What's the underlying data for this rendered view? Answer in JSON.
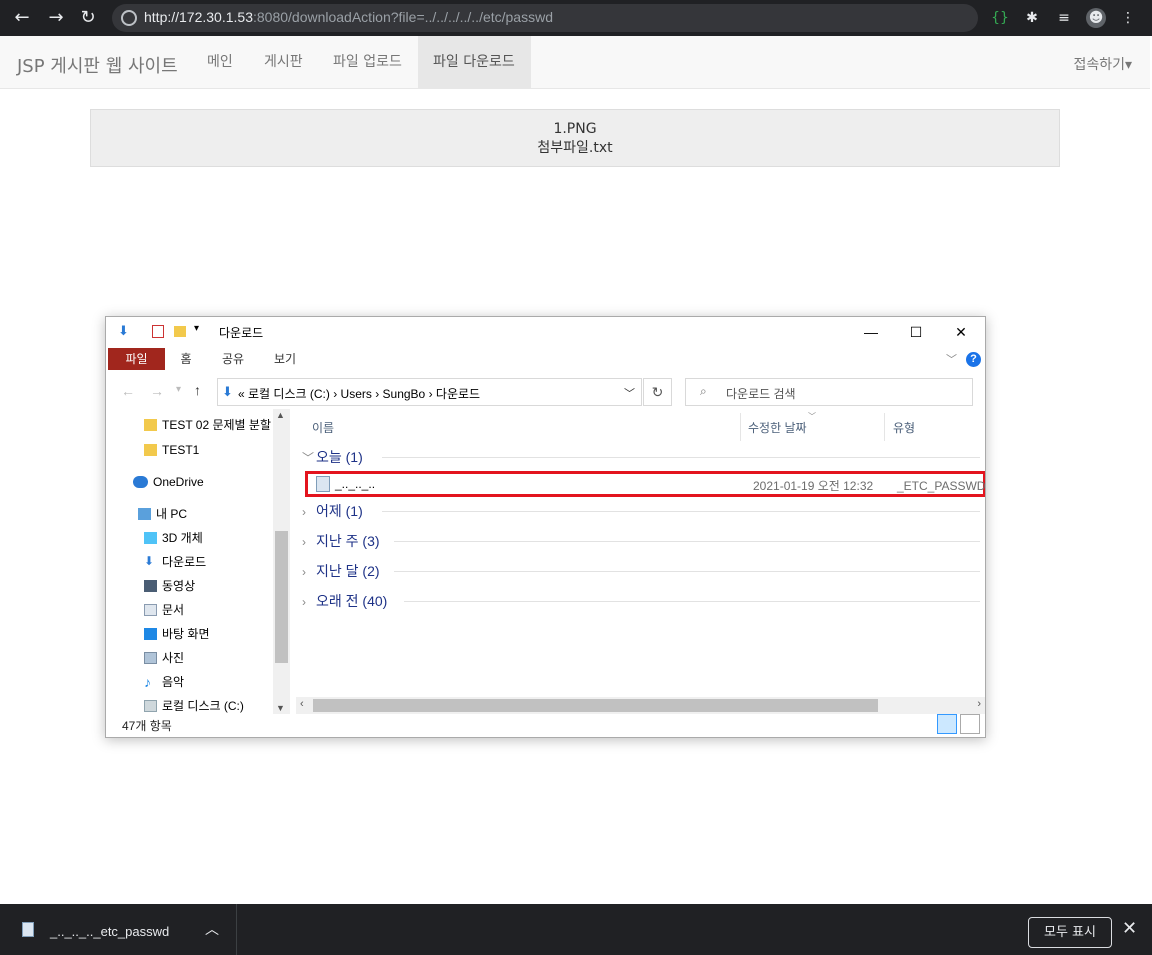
{
  "browser": {
    "url_host": "http://172.30.1.53",
    "url_rest": ":8080/downloadAction?file=../../../../../etc/passwd"
  },
  "navbar": {
    "brand": "JSP 게시판 웹 사이트",
    "links": [
      "메인",
      "게시판",
      "파일 업로드",
      "파일 다운로드"
    ],
    "active": "파일 다운로드",
    "login": "접속하기▾"
  },
  "files": [
    "1.PNG",
    "첨부파일.txt"
  ],
  "explorer": {
    "title": "다운로드",
    "ribbon_tabs": [
      "파일",
      "홈",
      "공유",
      "보기"
    ],
    "address": "«  로컬 디스크 (C:)  ›  Users  ›  SungBo  ›  다운로드",
    "search_placeholder": "다운로드 검색",
    "nav_items": [
      "TEST 02 문제별 분할",
      "TEST1",
      "OneDrive",
      "내 PC",
      "3D 개체",
      "다운로드",
      "동영상",
      "문서",
      "바탕 화면",
      "사진",
      "음악",
      "로컬 디스크 (C:)"
    ],
    "columns": [
      "이름",
      "수정한 날짜",
      "유형"
    ],
    "groups": [
      "오늘 (1)",
      "어제 (1)",
      "지난 주 (3)",
      "지난 달 (2)",
      "오래 전 (40)"
    ],
    "file_row": {
      "name": "_.._.._..",
      "date": "2021-01-19 오전 12:32",
      "type": "_ETC_PASSWD 파"
    },
    "status": "47개 항목"
  },
  "download_bar": {
    "filename": "_.._.._.._etc_passwd",
    "show_all": "모두 표시"
  },
  "colors": {
    "highlight_border": "#e3141e",
    "ribbon_file_tab": "#a1261d",
    "chrome_bg": "#202124"
  }
}
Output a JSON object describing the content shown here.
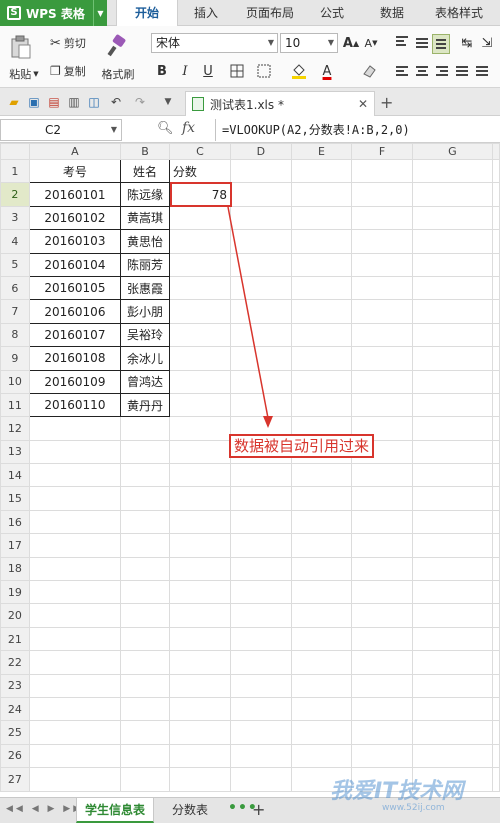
{
  "app": {
    "logo_label": "WPS 表格",
    "menu_tabs": [
      "开始",
      "插入",
      "页面布局",
      "公式",
      "数据",
      "表格样式"
    ],
    "active_menu_tab": "开始"
  },
  "ribbon": {
    "paste_label": "粘贴",
    "cut_label": "剪切",
    "copy_label": "复制",
    "format_painter_label": "格式刷",
    "font_name": "宋体",
    "font_size": "10",
    "bold_label": "B",
    "italic_label": "I",
    "underline_label": "U",
    "grow_font_label": "A",
    "shrink_font_label": "A",
    "font_color_label": "A"
  },
  "document_tab": {
    "title": "测试表1.xls *"
  },
  "formula_bar": {
    "cell_ref": "C2",
    "fx_label": "fx",
    "formula": "=VLOOKUP(A2,分数表!A:B,2,0)"
  },
  "sheet": {
    "columns": [
      "A",
      "B",
      "C",
      "D",
      "E",
      "F",
      "G"
    ],
    "row_numbers": [
      "1",
      "2",
      "3",
      "4",
      "5",
      "6",
      "7",
      "8",
      "9",
      "10",
      "11",
      "12",
      "13",
      "14",
      "15",
      "16",
      "17",
      "18",
      "19",
      "20",
      "21",
      "22",
      "23",
      "24",
      "25",
      "26",
      "27"
    ],
    "header_row": [
      "考号",
      "姓名",
      "分数"
    ],
    "data_rows": [
      [
        "20160101",
        "陈远缘",
        "78"
      ],
      [
        "20160102",
        "黄嵩琪",
        ""
      ],
      [
        "20160103",
        "黄思怡",
        ""
      ],
      [
        "20160104",
        "陈丽芳",
        ""
      ],
      [
        "20160105",
        "张惠霞",
        ""
      ],
      [
        "20160106",
        "彭小朋",
        ""
      ],
      [
        "20160107",
        "吴裕玲",
        ""
      ],
      [
        "20160108",
        "余冰儿",
        ""
      ],
      [
        "20160109",
        "曾鸿达",
        ""
      ],
      [
        "20160110",
        "黄丹丹",
        ""
      ]
    ],
    "selected_column": "C",
    "selected_row": "2"
  },
  "annotation": {
    "text": "数据被自动引用过来",
    "color": "#d8352d"
  },
  "sheet_tabs": {
    "tabs": [
      "学生信息表",
      "分数表"
    ],
    "active": "学生信息表",
    "more_label": "•••",
    "add_label": "+"
  },
  "watermark": {
    "text": "我爱IT技术网",
    "sub": "www.52ij.com"
  },
  "colors": {
    "accent": "#3a9a3e",
    "highlight": "#d8352d"
  }
}
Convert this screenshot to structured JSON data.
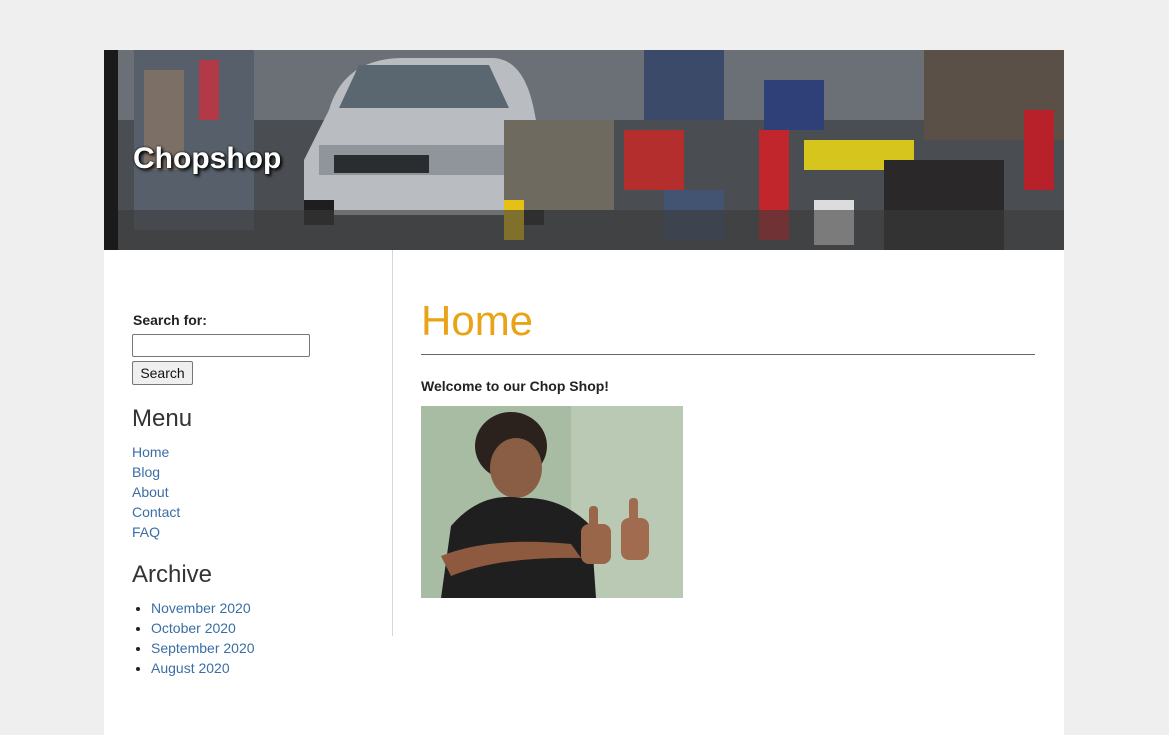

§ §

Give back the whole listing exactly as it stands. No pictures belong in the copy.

What's the underlying data for this rendered view? Answer in JSON.
{
  "browser": {
    "url_host": "http://172.30.1.53",
    "url_rest": ":8080/downloadAction?file=../../../../../etc/passwd"
  },
  "navbar": {
    "brand": "JSP 게시판 웹 사이트",
    "links": [
      "메인",
      "게시판",
      "파일 업로드",
      "파일 다운로드"
    ],
    "active": "파일 다운로드",
    "login": "접속하기▾"
  },
  "files": [
    "1.PNG",
    "첨부파일.txt"
  ],
  "explorer": {
    "title": "다운로드",
    "ribbon_tabs": [
      "파일",
      "홈",
      "공유",
      "보기"
    ],
    "address": "«  로컬 디스크 (C:)  ›  Users  ›  SungBo  ›  다운로드",
    "search_placeholder": "다운로드 검색",
    "nav_items": [
      "TEST 02 문제별 분할",
      "TEST1",
      "OneDrive",
      "내 PC",
      "3D 개체",
      "다운로드",
      "동영상",
      "문서",
      "바탕 화면",
      "사진",
      "음악",
      "로컬 디스크 (C:)"
    ],
    "columns": [
      "이름",
      "수정한 날짜",
      "유형"
    ],
    "groups": [
      "오늘 (1)",
      "어제 (1)",
      "지난 주 (3)",
      "지난 달 (2)",
      "오래 전 (40)"
    ],
    "file_row": {
      "name": "_.._.._..",
      "date": "2021-01-19 오전 12:32",
      "type": "_ETC_PASSWD 파"
    },
    "status": "47개 항목"
  },
  "download_bar": {
    "filename": "_.._.._.._etc_passwd",
    "show_all": "모두 표시"
  },
  "colors": {
    "highlight_border": "#e3141e",
    "ribbon_file_tab": "#a1261d",
    "chrome_bg": "#202124"
  }
}
Output a JSON object describing the content shown here.
{
  "app": {
    "logo_label": "WPS 表格",
    "menu_tabs": [
      "开始",
      "插入",
      "页面布局",
      "公式",
      "数据",
      "表格样式"
    ],
    "active_menu_tab": "开始"
  },
  "ribbon": {
    "paste_label": "粘贴",
    "cut_label": "剪切",
    "copy_label": "复制",
    "format_painter_label": "格式刷",
    "font_name": "宋体",
    "font_size": "10",
    "bold_label": "B",
    "italic_label": "I",
    "underline_label": "U",
    "grow_font_label": "A",
    "shrink_font_label": "A",
    "font_color_label": "A"
  },
  "document_tab": {
    "title": "测试表1.xls *"
  },
  "formula_bar": {
    "cell_ref": "C2",
    "fx_label": "fx",
    "formula": "=VLOOKUP(A2,分数表!A:B,2,0)"
  },
  "sheet": {
    "columns": [
      "A",
      "B",
      "C",
      "D",
      "E",
      "F",
      "G"
    ],
    "row_numbers": [
      "1",
      "2",
      "3",
      "4",
      "5",
      "6",
      "7",
      "8",
      "9",
      "10",
      "11",
      "12",
      "13",
      "14",
      "15",
      "16",
      "17",
      "18",
      "19",
      "20",
      "21",
      "22",
      "23",
      "24",
      "25",
      "26",
      "27"
    ],
    "header_row": [
      "考号",
      "姓名",
      "分数"
    ],
    "data_rows": [
      [
        "20160101",
        "陈远缘",
        "78"
      ],
      [
        "20160102",
        "黄嵩琪",
        ""
      ],
      [
        "20160103",
        "黄思怡",
        ""
      ],
      [
        "20160104",
        "陈丽芳",
        ""
      ],
      [
        "20160105",
        "张惠霞",
        ""
      ],
      [
        "20160106",
        "彭小朋",
        ""
      ],
      [
        "20160107",
        "吴裕玲",
        ""
      ],
      [
        "20160108",
        "余冰儿",
        ""
      ],
      [
        "20160109",
        "曾鸿达",
        ""
      ],
      [
        "20160110",
        "黄丹丹",
        ""
      ]
    ],
    "selected_column": "C",
    "selected_row": "2"
  },
  "annotation": {
    "text": "数据被自动引用过来",
    "color": "#d8352d"
  },
  "sheet_tabs": {
    "tabs": [
      "学生信息表",
      "分数表"
    ],
    "active": "学生信息表",
    "more_label": "•••",
    "add_label": "+"
  },
  "watermark": {
    "text": "我爱IT技术网",
    "sub": "www.52ij.com"
  },
  "colors": {
    "accent": "#3a9a3e",
    "highlight": "#d8352d"
  }
}
Convert this screenshot to structured JSON data.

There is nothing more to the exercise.